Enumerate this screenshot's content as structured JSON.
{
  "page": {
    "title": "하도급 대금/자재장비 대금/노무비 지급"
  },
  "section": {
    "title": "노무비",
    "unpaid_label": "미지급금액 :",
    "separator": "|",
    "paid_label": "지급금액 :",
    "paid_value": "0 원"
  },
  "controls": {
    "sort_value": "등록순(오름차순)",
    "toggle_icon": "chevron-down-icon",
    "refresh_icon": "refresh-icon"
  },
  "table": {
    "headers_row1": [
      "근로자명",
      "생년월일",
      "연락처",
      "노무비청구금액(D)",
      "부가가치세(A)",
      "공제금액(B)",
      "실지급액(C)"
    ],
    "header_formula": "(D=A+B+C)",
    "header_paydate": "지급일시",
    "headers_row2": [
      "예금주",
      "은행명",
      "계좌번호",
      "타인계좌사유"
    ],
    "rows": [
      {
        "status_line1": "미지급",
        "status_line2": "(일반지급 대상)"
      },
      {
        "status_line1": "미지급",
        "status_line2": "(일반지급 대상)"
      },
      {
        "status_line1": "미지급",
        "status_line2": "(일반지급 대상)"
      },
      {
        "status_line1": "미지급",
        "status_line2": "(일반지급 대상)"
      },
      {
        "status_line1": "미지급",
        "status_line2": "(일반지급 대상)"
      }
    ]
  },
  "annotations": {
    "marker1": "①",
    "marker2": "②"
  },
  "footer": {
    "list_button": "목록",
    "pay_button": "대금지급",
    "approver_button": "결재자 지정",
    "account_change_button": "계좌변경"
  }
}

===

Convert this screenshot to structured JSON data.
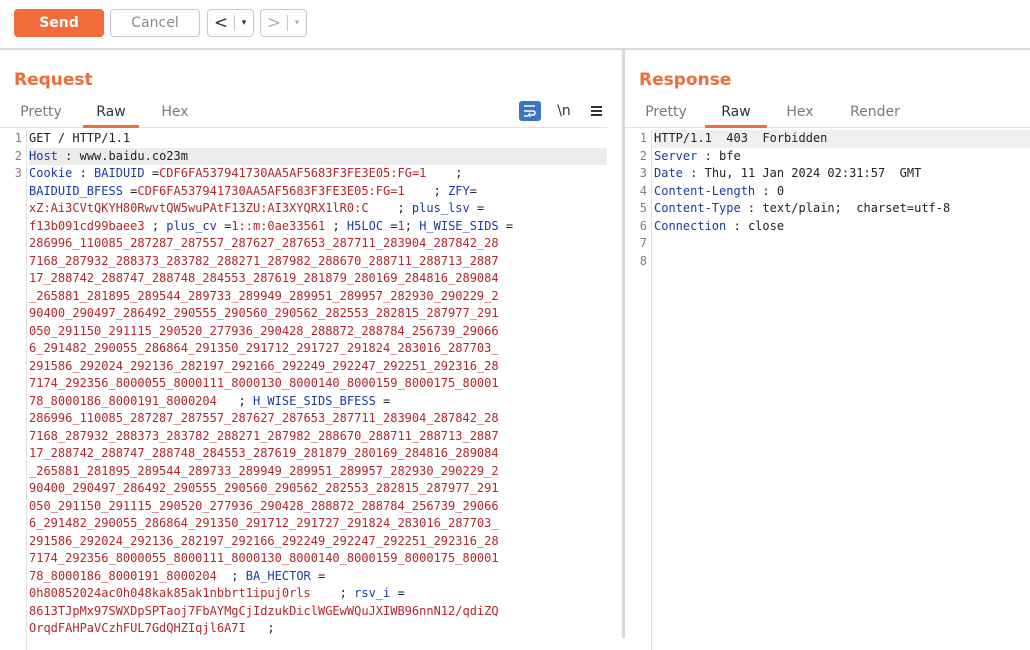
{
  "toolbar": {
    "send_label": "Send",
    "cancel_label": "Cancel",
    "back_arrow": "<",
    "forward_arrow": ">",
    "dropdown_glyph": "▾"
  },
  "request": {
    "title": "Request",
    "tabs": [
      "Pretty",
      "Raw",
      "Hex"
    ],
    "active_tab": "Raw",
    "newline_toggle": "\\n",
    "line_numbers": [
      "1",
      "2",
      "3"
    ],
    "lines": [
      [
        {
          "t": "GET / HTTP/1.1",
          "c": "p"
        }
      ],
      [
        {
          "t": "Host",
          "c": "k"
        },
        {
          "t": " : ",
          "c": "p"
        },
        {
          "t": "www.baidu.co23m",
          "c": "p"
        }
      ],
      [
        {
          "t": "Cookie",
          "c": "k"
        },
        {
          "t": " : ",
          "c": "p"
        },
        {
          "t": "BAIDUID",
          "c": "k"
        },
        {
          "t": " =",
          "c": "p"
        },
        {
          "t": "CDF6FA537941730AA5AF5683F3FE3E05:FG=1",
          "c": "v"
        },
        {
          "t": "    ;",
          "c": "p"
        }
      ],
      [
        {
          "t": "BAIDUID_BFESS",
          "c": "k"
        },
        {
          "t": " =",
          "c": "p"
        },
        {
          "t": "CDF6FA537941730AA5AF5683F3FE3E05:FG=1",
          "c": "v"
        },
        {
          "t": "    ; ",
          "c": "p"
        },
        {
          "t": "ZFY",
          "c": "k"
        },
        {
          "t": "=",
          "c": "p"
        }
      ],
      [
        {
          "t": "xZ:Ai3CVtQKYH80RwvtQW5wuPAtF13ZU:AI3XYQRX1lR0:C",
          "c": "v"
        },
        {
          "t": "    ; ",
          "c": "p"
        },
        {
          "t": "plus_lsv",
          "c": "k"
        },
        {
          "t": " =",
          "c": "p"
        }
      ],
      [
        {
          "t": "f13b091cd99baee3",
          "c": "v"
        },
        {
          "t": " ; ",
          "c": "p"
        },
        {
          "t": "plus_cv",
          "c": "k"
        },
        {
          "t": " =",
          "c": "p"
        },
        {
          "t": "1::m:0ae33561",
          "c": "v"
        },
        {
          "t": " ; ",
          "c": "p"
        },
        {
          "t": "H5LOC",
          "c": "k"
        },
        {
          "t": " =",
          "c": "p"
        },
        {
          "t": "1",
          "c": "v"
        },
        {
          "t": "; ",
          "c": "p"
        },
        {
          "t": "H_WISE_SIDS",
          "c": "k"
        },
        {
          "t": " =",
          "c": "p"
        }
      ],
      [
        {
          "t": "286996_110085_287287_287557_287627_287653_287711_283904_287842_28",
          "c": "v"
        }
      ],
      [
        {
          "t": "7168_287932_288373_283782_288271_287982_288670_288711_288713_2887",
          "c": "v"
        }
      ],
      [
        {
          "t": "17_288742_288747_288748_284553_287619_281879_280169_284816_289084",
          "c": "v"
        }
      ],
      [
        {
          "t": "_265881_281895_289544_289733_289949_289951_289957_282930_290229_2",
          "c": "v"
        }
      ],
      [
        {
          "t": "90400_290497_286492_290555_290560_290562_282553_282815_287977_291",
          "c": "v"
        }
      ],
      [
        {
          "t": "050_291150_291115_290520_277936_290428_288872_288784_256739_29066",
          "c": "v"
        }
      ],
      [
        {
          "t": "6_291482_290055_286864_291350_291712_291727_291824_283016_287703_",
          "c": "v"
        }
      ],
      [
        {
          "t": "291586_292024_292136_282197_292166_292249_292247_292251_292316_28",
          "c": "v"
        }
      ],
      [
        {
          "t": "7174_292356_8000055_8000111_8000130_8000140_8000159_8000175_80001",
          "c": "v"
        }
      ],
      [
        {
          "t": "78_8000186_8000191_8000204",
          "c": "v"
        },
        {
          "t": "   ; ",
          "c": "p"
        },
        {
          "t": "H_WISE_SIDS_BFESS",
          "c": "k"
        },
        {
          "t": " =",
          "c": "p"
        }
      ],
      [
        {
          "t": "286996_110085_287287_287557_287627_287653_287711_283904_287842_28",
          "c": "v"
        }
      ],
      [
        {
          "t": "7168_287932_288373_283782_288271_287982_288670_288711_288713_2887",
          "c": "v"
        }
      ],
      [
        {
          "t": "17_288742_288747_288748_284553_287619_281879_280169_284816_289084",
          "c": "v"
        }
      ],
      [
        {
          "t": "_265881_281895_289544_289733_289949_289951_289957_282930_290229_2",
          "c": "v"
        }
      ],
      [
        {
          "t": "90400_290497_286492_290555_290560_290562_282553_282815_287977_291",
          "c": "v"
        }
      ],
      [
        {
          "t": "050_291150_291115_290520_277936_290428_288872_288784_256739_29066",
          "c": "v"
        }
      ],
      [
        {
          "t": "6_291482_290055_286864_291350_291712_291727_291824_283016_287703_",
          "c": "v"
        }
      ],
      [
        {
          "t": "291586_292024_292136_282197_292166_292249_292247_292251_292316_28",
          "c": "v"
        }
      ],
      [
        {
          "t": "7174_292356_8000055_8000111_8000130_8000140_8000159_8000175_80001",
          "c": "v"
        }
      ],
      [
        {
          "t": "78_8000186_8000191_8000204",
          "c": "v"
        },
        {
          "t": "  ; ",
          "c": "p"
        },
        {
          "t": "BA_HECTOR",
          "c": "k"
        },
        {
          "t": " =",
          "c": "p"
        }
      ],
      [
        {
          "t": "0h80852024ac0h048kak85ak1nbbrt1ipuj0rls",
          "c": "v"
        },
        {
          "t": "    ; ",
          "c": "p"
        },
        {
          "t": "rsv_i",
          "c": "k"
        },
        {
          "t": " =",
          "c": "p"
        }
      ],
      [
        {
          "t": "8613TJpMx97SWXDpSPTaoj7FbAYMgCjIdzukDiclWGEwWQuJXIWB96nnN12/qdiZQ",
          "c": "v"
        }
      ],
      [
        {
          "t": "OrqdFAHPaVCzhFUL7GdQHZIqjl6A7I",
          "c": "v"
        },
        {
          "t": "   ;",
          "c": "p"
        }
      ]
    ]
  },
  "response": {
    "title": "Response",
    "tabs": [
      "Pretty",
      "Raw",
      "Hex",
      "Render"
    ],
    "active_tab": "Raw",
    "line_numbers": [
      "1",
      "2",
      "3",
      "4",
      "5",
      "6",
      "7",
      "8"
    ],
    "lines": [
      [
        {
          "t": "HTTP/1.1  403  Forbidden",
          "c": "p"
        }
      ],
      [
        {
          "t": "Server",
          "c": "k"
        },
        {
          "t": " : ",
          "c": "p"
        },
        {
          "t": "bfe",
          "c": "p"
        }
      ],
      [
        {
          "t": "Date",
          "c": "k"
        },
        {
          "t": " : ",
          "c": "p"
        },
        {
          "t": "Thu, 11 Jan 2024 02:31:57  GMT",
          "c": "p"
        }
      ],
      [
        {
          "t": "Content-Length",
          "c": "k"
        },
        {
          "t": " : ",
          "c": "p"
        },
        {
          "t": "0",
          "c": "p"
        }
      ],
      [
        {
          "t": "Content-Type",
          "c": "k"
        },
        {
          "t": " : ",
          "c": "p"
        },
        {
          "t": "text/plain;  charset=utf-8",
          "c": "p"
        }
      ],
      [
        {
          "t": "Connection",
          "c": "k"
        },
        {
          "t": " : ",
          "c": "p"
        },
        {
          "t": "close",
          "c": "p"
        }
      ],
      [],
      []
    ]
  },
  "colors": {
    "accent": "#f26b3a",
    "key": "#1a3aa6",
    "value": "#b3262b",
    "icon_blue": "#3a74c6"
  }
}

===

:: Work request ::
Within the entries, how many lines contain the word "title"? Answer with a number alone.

:: Task output ::
4